Low Suction Pressure
In case of insufficient ventilation and a low refrigerant charge, this often results in a low suction pressure line
You will need to replace air filters, and recharge the system with freon to address this issue
Minimal Head Pressure
Weak compressor valves coupled with low charge can lead to minimal head pressure
To tackle this issue, you should swap out the compressor coil and refill the system with the right amount of refrigerant
Elevated Suction Pressure
High levels of pressure of the suction line are often caused as a result of low outside airflow, weak compressor valves, and overcharging of the system
To resolve this, simply clean the condenser, remove excess freon, and replace the compressor if necessary
When there's a low-temperature difference indoors, it is often characterized by low outside airflow or issues with the compressor valve
You can address this by making sure the condenser is in optimal condition or replacing the compressor coil
TD High Indoors
A high-temperature difference indoors can be caused by to lack of indoor airflow
You will need to ensure that the air filters and coils are properly cleaned, vacuumed, and air-dried
If you have a high superheat low subcooling problem due to low refrigerant lines there are only 2 possible explanations for that:
1. Initial Undercharging: New AC units with high superheat and low subcooling may have been undercharged during installation.
1. Leak Detection and Sealing: Techs use a nitrogen test to find and seal leaks with appropriate sealants.
A Step-by-Step Guide For Determining Superheat and Subcooling with 2 Examples
Here is a quick guide on how to determine whether your system is plagued by superheating or subcooling:

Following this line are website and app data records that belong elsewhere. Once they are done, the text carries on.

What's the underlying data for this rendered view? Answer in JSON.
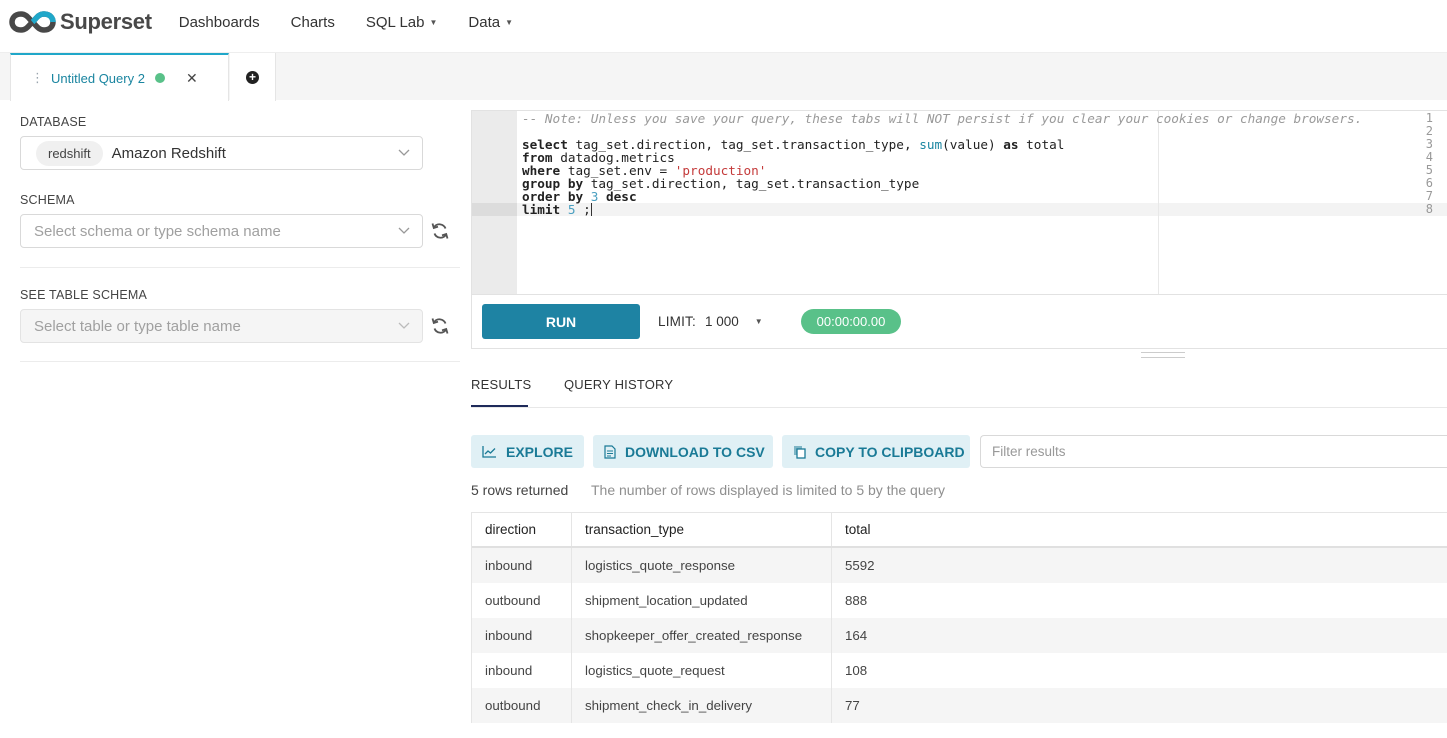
{
  "navbar": {
    "brand": "Superset",
    "items": [
      {
        "label": "Dashboards",
        "has_caret": false
      },
      {
        "label": "Charts",
        "has_caret": false
      },
      {
        "label": "SQL Lab",
        "has_caret": true
      },
      {
        "label": "Data",
        "has_caret": true
      }
    ]
  },
  "tabs": {
    "active_label": "Untitled Query 2",
    "status_color": "#59c189"
  },
  "left": {
    "database_label": "DATABASE",
    "database_chip": "redshift",
    "database_name": "Amazon Redshift",
    "schema_label": "SCHEMA",
    "schema_placeholder": "Select schema or type schema name",
    "table_label": "SEE TABLE SCHEMA",
    "table_placeholder": "Select table or type table name"
  },
  "editor": {
    "line_numbers": [
      "1",
      "2",
      "3",
      "4",
      "5",
      "6",
      "7",
      "8"
    ],
    "active_line": 8,
    "comment": "-- Note: Unless you save your query, these tabs will NOT persist if you clear your cookies or change browsers.",
    "line3": {
      "kw1": "select",
      "t1": " tag_set.direction, tag_set.transaction_type, ",
      "fn": "sum",
      "t2": "(value) ",
      "kw2": "as",
      "t3": " total"
    },
    "line4": {
      "kw": "from",
      "t": " datadog.metrics"
    },
    "line5": {
      "kw": "where",
      "t": " tag_set.env = ",
      "str": "'production'"
    },
    "line6": {
      "kw": "group by",
      "t": " tag_set.direction, tag_set.transaction_type"
    },
    "line7": {
      "kw1": "order by",
      "num": "3",
      "kw2": "desc"
    },
    "line8": {
      "kw": "limit",
      "num": "5",
      "t": " ;"
    }
  },
  "runbar": {
    "run_label": "RUN",
    "limit_label": "LIMIT:",
    "limit_value": "1 000",
    "timer": "00:00:00.00"
  },
  "results": {
    "tabs": [
      "RESULTS",
      "QUERY HISTORY"
    ],
    "buttons": {
      "explore": "EXPLORE",
      "download": "DOWNLOAD TO CSV",
      "copy": "COPY TO CLIPBOARD"
    },
    "filter_placeholder": "Filter results",
    "rows_returned": "5 rows returned",
    "rows_note": "The number of rows displayed is limited to 5 by the query",
    "columns": [
      "direction",
      "transaction_type",
      "total"
    ],
    "rows": [
      [
        "inbound",
        "logistics_quote_response",
        "5592"
      ],
      [
        "outbound",
        "shipment_location_updated",
        "888"
      ],
      [
        "inbound",
        "shopkeeper_offer_created_response",
        "164"
      ],
      [
        "inbound",
        "logistics_quote_request",
        "108"
      ],
      [
        "outbound",
        "shipment_check_in_delivery",
        "77"
      ]
    ]
  },
  "colors": {
    "accent": "#20a7c9",
    "run_button": "#1e83a3",
    "success": "#59c189"
  }
}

You will need the following in order to check a system for superheating:
- An exclusive thermometer for measuring pipe temperatures
- R-22 Chart for converting from temperature to pressure while taking a measurement

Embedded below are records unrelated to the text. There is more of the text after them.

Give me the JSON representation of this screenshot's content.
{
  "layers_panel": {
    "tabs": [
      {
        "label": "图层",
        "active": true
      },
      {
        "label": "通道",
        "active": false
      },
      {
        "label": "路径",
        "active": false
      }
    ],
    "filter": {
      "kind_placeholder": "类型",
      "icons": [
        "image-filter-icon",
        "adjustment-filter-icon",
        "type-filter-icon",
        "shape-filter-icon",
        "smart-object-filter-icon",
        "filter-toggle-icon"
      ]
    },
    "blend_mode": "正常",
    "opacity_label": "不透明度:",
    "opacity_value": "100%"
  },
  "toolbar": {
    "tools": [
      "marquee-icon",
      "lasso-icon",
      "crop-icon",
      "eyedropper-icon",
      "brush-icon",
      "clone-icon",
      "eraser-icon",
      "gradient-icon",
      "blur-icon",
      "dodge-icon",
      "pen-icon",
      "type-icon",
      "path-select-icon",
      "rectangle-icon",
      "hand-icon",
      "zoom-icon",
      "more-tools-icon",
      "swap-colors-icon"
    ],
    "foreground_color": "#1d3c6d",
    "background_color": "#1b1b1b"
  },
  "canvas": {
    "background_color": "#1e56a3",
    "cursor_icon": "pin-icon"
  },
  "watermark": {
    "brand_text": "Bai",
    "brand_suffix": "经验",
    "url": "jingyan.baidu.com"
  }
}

Here is a quick look at the method you need to follow:
- Check the suction line temperature.
- Use the chart to change suction line pressure into temperature.

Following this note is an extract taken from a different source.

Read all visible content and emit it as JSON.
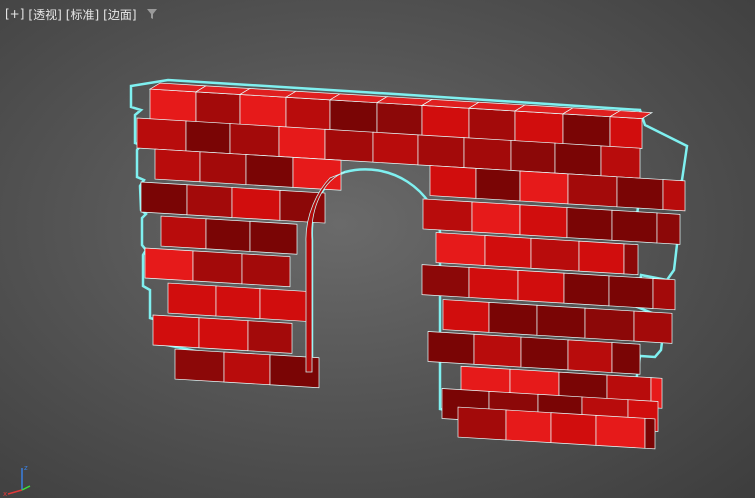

- Find the temperature difference for superheating.
- Typically, it’s 10 degrees at the evaporator and 20-25 degrees near the compressor.
Example 1: Checking Superheat
Let’s explore this with the help of an example:
- Check the temperature difference in the suction line between low superheat and normal subcooling, which let’s say is 51°F in this example.
- Also, record the suction pressure, which is 70 psi (converts to 41°F using an R-22 temperature-pressure chart).
- Calculate the temperature difference: 51°F – 41°F = 10°F.
- A superheat of 10°F is expected at the evaporator. More than that is “high,” and less is “low.”
Example 2: Checking Subcooling
Let’s look at another example:
- Subcooling in TXV systems typically ranges from 10°F to 18°F.
- To measure normal subcooling in an R-22 system, attach a thermometer near the liquid line at the condenser. For example, with a temperature reading of 90°F and a head pressure of 278 psi, the calculated temperature is 125°F.
- Calculate the temperature difference: 125°F – 90°F = 35°F.
- If the temperature difference is above the normal subcooling, it indicates high subcooling. Below the range, it’s low subcooling, and within the range, it’s normal subcooling
What to do if the superheat is too high?
If the superheat is too high then you need to add your refrigerant and check the system for any airflow obstructions.
What does it mean when subcooling is low?
When the subcooling is low, it means that the refrigerant is not losing enough heat in the condenser coil.
What to do if subcooling is too low?
If the subcooling is too low then you can try lowering the flow of the refrigerant in the condenser coil and check for any leaks.
To sum it up, high superheat and low subcooling are the two conditions that can greatly affect a system’s efficiency. They can happen when there is an undercharge of refrigerant.
To fix them high superheat and low subcooling, you should check the refrigerant flow, airflow, metering device, condenser coil, and refrigerant coil. During troubleshooting these issues, also consider looking at the cooling load, ambient temperature, and system design to make sure it operates at maximum efficiency.